Speaking of product, if you are a musician and you continue to ascend, eventually you start to think about record labels. The industry has changed significantly over the past two decades with more artists being able to get more music out into the world through the advent of social media platforms, music sharing services, and tireless self-promotion. Artists enjoy more freedom in this era to eschew the charms of a label and do it themselves. So while being on a label may have some perks, in this day and age, you don’t necessarily need that.
Anti was completely self-promoted by Black Liquid and was received favorably, though with the upcoming Rapper, Black Liquid revealed he is negotiating with a label. At this stage, he doesn’t want to divulge who that label is but “it’s a big one,” he sheepishly demurred.
“The incredible process of trying to get on a label is everybody’s dream,” he asserted. “But it’s not nearly as important as figuring out who you are and doing everything you can to get your stuff out there. And if that means having to do it all yourself, until someone else or they are like ‘you know what? I do want to break bread with you,’ all you will be doing is giving yourself more knowledge, more opportunity, and more leverage when you finally put your name on a piece of paper with somebody else and that brand become synonymous with yours.”
A sticking point though is that however this gets released, Black refuses to let a label dictate how his music is going to be expressed. “My main function is to focus on the content that I put out,” he affirmed. “Whether it comes through someone else or whether it comes directly from me and in house. I have so many options right now. Once you sign a contract, that’s all you have. I can do whatever I want. Whenever I want. So, it’s going to come out regardless, but not only the way I want, but the best way me and my people decide and who I decide to collaborate with.”
Salvation has been a long road for Black Liquid. He has shaped his experiences and his pain, and transformed them into art and music. He has battled the demons and come out on the other side, not unscathed but more knowledgeable and willing to share his experiences and insight with others. His music and lyrics have become in part, exorcism. But most importantly, this path to success is not going to define who Black Liquid is.

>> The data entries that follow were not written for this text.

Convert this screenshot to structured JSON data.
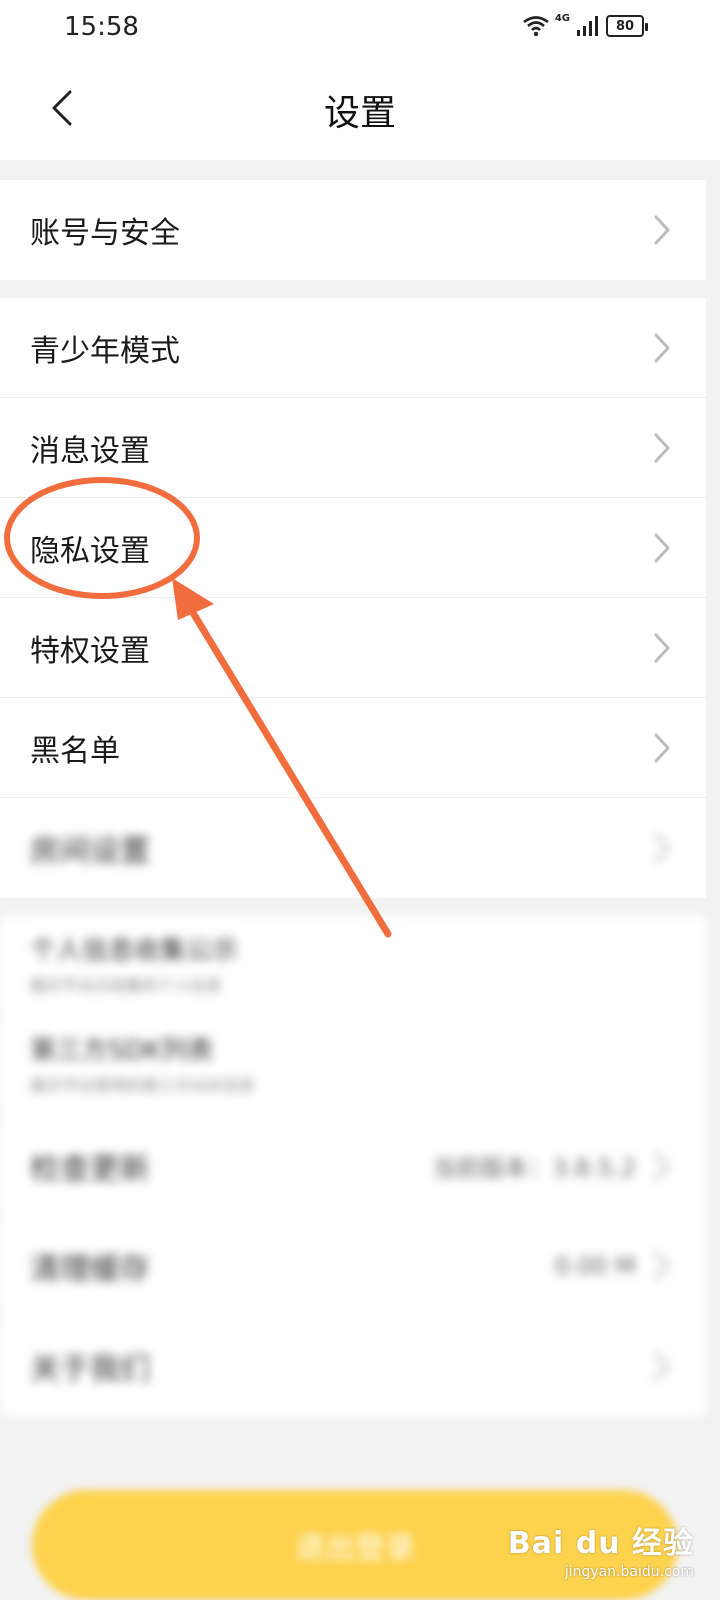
{
  "status_bar": {
    "time": "15:58",
    "network": "4G",
    "battery": "80"
  },
  "header": {
    "title": "设置",
    "back_icon": "chevron-left-icon"
  },
  "groups": [
    {
      "items": [
        {
          "label": "账号与安全"
        }
      ]
    },
    {
      "items": [
        {
          "label": "青少年模式"
        },
        {
          "label": "消息设置"
        },
        {
          "label": "隐私设置"
        },
        {
          "label": "特权设置"
        },
        {
          "label": "黑名单"
        },
        {
          "label": "房间设置"
        }
      ]
    },
    {
      "items": [
        {
          "label": "个人信息收集公示",
          "sub": "展示平台已收集的个人信息"
        },
        {
          "label": "第三方SDK列表",
          "sub": "展示平台使用的第三方SDK信息"
        },
        {
          "label": "检查更新",
          "value": "当前版本：3.8.5.2"
        },
        {
          "label": "清理缓存",
          "value": "0.00 M"
        },
        {
          "label": "关于我们"
        }
      ]
    }
  ],
  "logout_button": {
    "label": "退出登录",
    "color": "#fdd24d"
  },
  "annotation": {
    "color": "#f26d3d",
    "target": "隐私设置"
  },
  "watermark": {
    "logo": "Bai du 经验",
    "url": "jingyan.baidu.com"
  }
}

“I got the truth,” he proclaimed. “It doesn’t define what I need to do next. It defines how much I am capable of accomplishing. I don’t want to chase fame. Or chase money. Or chase validation. It’s simply about going through life, telling my story, putting it out, and hoping that it sticks with people, but knowing that if it doesn’t, I just have to do more. Keep trying. I’m not dead. So I got to keep living. Once I get it out, it’s no longer my burden to carry. With this album, I know I’m going to give people another picture, another window into my soul.”
Black Liquid’s latest release, NOW Vol 1, an eleven track collection of freestyles recorded at WRIR, is out now at Black Liquid’s crowded Bandcamp page. His next album, Rapper, is scheduled for release in late Spring or early Summer.
In the meantime, Black plays WRIR’s 14th Anniversary Party tonight, February 1st at The Renaissance, alongside several other local powerhouses from Unmaker to Minor Poet, as well as an RVA All-Star Comedy Showcase. Doors open at 7 PM and for more information on the show, please click here.